Stefanie Miklosovic aced the fitness test to qualify for the course. Last summer she fought fires in British Columbia, working as part of a three-person, initial-attack crew.

Stefanie Miklosovic NWT fire volunteer

Yellowknife's Stefanie Miklosovic responded to a call for territorial government employees to volunteer their skills fighting wildfires. (CBC)

"I've just been sitting at the edge of my desk every day, I just want to get out there and help," she says. "It's just really exciting to see what's going on, how hard everyone is working and get to be a part of it."

Miklosovic works for the territorial government and responded when the call went out for employees with experience to volunteer their skills. She jumped at the chance to help out in her home territory and isn't deterred by the long days. 

"Working with a team and getting to be outdoors and working hard, it sounds like a lot of work but it's always really rewarding when you're done."

There are now about 150 type 3, or emergency firefighters, working in the territory. The new recruits will replace people when contracts expire. They will also be helping out at the camps set up for fire crews. 

About 55 people volunteered to help in Yellowknife and Behchoko. For some, it's a chance to gain new skills.

Maverick Kenny-Betsina

Maverick Kenny-Betsina says he's wanted to try fire fighting for years and hopes it's a chance to gain new work experience. (CBC)

"It's going to be good, a new experience," says Greg Dryneck of Behchoko. "Help out my community, I guess. There's lots of fire around Edzo."

Ndilo resident Maverick Kenny-Betsina says he's wanted to try firefighting for years. 

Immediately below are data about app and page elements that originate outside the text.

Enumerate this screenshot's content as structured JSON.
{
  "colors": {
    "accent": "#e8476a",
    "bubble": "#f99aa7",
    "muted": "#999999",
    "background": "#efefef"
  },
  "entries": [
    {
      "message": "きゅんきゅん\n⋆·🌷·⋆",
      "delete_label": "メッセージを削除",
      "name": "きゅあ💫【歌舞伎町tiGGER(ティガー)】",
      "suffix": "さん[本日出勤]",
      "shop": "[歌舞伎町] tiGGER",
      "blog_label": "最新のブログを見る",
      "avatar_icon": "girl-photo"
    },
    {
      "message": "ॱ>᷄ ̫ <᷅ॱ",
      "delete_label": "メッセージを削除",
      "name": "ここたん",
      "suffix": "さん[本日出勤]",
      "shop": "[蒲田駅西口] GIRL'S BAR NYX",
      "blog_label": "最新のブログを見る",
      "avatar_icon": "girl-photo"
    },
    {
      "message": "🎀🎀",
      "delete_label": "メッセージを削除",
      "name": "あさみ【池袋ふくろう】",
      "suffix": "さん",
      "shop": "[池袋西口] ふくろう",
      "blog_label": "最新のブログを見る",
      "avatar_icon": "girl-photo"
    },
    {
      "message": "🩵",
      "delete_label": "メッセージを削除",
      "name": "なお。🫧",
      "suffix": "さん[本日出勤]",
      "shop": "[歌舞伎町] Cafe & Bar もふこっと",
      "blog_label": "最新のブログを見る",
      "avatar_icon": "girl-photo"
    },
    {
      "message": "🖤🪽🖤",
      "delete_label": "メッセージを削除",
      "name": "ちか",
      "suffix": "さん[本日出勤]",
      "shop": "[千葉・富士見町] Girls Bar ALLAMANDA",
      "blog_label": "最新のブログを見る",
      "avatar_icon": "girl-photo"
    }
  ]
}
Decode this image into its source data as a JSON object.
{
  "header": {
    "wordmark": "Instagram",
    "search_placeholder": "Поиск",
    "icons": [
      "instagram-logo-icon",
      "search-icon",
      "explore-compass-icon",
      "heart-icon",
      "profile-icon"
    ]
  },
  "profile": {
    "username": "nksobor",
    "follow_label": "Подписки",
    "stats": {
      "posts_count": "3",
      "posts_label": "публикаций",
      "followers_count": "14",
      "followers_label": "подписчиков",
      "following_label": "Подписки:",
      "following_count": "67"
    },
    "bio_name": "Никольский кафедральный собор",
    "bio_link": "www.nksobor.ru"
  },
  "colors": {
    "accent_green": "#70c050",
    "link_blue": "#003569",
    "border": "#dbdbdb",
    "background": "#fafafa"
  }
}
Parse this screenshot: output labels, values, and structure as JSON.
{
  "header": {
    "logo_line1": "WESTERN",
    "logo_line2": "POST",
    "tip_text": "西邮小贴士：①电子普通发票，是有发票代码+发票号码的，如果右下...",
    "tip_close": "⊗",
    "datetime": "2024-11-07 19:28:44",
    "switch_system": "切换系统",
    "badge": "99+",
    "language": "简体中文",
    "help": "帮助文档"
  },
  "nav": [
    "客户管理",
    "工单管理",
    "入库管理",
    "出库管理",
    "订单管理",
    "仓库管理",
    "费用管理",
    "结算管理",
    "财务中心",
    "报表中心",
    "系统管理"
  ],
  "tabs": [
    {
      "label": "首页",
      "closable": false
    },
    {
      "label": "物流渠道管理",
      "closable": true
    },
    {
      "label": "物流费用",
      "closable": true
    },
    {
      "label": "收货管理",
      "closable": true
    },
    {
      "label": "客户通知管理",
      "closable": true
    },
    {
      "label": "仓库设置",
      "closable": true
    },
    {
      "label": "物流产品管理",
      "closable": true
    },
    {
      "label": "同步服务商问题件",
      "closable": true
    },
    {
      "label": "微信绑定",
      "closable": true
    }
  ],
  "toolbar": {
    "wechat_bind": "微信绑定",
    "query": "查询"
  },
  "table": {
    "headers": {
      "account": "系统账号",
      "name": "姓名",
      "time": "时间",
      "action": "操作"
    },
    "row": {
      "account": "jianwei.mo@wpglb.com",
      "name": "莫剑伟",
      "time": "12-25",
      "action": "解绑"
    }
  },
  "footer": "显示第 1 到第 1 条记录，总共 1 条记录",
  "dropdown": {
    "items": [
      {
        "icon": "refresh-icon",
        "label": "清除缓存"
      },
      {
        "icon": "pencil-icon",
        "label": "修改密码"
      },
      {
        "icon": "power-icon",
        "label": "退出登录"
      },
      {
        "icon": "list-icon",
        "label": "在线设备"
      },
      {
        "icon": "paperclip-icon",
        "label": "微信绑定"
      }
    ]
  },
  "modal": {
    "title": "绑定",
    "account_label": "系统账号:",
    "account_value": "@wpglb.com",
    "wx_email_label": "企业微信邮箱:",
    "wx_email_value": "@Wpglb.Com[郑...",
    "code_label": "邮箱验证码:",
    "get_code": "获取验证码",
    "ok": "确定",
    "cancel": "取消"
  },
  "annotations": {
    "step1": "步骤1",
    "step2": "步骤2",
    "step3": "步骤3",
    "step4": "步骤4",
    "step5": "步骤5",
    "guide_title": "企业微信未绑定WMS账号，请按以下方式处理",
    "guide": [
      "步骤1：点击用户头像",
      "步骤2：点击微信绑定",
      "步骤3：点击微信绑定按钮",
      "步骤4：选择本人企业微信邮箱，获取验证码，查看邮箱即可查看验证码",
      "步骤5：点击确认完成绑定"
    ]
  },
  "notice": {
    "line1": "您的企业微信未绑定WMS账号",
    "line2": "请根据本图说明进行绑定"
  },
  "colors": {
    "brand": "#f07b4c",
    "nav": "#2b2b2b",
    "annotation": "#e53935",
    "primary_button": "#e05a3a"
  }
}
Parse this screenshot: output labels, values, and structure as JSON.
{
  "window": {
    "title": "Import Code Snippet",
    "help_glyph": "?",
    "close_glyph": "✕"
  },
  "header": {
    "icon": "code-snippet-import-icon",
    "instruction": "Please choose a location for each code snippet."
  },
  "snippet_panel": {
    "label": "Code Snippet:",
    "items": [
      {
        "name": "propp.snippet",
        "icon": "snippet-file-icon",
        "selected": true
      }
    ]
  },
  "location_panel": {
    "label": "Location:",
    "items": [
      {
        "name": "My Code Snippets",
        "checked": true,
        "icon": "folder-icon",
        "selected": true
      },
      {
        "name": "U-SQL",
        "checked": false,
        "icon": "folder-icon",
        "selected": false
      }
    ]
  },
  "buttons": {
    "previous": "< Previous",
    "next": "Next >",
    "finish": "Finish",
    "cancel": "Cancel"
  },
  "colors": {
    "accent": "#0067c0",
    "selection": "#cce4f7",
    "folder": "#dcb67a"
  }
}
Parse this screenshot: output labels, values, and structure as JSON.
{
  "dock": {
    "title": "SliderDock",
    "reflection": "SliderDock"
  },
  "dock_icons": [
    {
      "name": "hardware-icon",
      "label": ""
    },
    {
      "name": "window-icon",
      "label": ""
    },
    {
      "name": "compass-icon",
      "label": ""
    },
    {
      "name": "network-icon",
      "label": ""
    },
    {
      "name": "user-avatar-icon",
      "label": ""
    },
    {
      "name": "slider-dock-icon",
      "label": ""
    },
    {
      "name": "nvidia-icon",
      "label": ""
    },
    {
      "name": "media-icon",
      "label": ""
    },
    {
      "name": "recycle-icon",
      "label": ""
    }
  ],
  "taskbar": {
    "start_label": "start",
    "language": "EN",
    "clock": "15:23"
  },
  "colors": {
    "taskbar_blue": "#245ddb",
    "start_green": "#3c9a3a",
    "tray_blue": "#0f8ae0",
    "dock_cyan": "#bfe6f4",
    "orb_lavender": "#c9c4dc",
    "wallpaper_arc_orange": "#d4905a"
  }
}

"One of my cousins is working as a firefighter right now. He says there's a lot of hazards, a lot of danger out there you got to watch out for; split-second reactions you have to watch out for," he says. "I'm excited." 

There was one training course this week in Fort Smith with a second starting this weekend. Volunteers chosen to participate must be prepared to camp in the bush for about three weeks

The Department of Environment and Natural Resources says if there's enough interest, there will be a third course starting Aug. 12.